Extracted data.
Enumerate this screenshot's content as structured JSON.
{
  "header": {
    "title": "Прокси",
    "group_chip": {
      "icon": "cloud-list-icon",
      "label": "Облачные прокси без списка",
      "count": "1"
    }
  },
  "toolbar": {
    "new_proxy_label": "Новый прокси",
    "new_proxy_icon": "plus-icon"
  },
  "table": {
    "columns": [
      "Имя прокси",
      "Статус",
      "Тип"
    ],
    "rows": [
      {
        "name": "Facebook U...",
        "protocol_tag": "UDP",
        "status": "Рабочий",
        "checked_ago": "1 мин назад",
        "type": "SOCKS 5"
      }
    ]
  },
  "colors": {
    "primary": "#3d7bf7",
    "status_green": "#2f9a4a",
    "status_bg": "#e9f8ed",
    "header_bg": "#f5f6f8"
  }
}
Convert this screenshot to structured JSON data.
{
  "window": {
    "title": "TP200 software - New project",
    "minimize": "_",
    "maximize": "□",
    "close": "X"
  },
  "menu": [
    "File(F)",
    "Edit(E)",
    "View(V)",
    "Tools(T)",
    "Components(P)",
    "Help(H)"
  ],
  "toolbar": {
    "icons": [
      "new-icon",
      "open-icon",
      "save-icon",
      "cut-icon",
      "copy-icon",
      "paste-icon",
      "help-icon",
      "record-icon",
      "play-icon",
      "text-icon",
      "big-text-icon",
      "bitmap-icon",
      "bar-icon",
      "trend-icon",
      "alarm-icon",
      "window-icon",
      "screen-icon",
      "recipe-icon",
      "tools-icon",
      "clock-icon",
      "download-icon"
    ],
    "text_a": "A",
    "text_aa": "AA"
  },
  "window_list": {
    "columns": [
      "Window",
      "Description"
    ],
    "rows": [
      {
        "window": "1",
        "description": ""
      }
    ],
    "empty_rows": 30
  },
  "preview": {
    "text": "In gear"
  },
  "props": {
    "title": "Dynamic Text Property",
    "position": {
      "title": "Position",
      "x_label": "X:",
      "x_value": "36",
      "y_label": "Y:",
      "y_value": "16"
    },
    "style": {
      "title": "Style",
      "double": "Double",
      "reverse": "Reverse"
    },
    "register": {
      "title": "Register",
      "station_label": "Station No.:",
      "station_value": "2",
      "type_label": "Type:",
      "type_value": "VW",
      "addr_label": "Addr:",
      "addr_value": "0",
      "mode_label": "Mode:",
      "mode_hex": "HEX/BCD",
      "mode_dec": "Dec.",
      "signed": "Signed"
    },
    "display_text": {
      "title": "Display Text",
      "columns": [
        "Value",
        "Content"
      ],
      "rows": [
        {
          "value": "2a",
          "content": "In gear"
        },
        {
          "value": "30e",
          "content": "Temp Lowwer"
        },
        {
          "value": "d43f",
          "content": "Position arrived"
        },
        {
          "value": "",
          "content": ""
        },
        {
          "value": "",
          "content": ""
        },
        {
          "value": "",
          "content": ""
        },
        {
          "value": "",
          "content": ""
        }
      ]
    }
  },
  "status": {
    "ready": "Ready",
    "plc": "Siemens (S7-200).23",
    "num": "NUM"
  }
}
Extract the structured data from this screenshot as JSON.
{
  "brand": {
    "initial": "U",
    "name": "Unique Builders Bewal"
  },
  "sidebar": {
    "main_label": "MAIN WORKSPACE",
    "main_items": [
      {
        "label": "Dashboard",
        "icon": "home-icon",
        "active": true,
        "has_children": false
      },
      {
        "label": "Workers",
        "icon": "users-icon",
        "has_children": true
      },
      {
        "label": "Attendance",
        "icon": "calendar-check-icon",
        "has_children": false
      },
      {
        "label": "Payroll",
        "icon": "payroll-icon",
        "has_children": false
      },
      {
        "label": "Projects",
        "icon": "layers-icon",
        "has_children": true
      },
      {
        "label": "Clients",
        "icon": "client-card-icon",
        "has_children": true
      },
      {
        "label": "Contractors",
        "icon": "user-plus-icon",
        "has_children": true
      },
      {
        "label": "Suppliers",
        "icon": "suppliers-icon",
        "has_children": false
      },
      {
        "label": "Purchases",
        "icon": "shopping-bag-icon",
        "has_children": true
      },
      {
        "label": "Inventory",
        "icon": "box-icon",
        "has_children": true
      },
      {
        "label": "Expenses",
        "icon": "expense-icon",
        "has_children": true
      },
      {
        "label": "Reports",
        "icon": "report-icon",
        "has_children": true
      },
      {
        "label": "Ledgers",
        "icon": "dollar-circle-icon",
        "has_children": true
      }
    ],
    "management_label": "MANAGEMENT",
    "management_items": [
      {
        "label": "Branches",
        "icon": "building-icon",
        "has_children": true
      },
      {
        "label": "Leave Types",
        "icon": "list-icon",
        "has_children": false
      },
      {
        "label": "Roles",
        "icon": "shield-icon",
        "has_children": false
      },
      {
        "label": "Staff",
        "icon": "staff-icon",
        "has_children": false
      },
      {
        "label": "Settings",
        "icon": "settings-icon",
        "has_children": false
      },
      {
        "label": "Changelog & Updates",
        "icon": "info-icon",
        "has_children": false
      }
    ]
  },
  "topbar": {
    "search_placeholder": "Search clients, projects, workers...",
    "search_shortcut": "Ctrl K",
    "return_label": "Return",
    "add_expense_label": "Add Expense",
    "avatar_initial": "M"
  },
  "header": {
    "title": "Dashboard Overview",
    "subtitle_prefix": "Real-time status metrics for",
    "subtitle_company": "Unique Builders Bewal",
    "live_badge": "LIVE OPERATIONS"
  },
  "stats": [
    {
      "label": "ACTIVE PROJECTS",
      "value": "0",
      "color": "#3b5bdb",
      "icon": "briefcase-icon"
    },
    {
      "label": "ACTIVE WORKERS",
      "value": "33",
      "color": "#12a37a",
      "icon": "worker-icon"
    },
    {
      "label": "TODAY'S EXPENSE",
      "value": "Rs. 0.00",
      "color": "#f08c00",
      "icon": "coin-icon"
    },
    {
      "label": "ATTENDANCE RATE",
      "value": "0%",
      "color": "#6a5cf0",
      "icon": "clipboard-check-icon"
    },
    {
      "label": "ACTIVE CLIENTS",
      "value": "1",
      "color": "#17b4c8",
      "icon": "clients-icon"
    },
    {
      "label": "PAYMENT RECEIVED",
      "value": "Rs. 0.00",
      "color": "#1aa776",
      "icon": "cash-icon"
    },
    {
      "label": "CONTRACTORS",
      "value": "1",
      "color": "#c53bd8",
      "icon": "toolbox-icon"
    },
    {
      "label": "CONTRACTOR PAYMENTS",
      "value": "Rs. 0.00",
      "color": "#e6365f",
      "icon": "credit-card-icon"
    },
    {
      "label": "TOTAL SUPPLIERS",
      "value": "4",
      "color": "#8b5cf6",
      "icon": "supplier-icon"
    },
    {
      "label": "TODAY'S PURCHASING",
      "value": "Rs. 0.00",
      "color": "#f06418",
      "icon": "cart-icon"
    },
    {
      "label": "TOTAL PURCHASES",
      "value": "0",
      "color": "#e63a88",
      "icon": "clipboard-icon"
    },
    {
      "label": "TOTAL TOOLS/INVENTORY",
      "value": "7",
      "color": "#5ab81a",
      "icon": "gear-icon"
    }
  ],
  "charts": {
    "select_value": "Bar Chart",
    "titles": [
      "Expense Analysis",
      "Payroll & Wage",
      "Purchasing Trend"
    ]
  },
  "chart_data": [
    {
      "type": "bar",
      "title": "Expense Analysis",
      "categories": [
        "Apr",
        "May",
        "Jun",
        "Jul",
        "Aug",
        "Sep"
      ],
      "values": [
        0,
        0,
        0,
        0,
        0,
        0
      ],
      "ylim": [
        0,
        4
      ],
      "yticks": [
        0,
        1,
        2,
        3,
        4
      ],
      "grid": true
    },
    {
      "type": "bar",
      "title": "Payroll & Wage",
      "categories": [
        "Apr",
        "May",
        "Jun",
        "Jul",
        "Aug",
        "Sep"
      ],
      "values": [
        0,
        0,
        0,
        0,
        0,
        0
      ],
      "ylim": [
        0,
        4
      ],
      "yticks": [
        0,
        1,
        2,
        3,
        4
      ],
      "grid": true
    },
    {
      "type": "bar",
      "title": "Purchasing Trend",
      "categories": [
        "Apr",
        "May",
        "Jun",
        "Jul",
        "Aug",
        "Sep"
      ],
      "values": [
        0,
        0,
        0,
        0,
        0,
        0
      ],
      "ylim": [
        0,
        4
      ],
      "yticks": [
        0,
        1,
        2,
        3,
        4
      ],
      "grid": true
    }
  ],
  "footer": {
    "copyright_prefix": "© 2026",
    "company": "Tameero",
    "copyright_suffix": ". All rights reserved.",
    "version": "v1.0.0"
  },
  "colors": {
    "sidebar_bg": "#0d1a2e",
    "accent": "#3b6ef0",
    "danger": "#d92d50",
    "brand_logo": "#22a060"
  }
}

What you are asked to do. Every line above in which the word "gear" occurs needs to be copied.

Exercise output.
    "text": "In gear"
          "content": "In gear"
      "icon": "gear-icon"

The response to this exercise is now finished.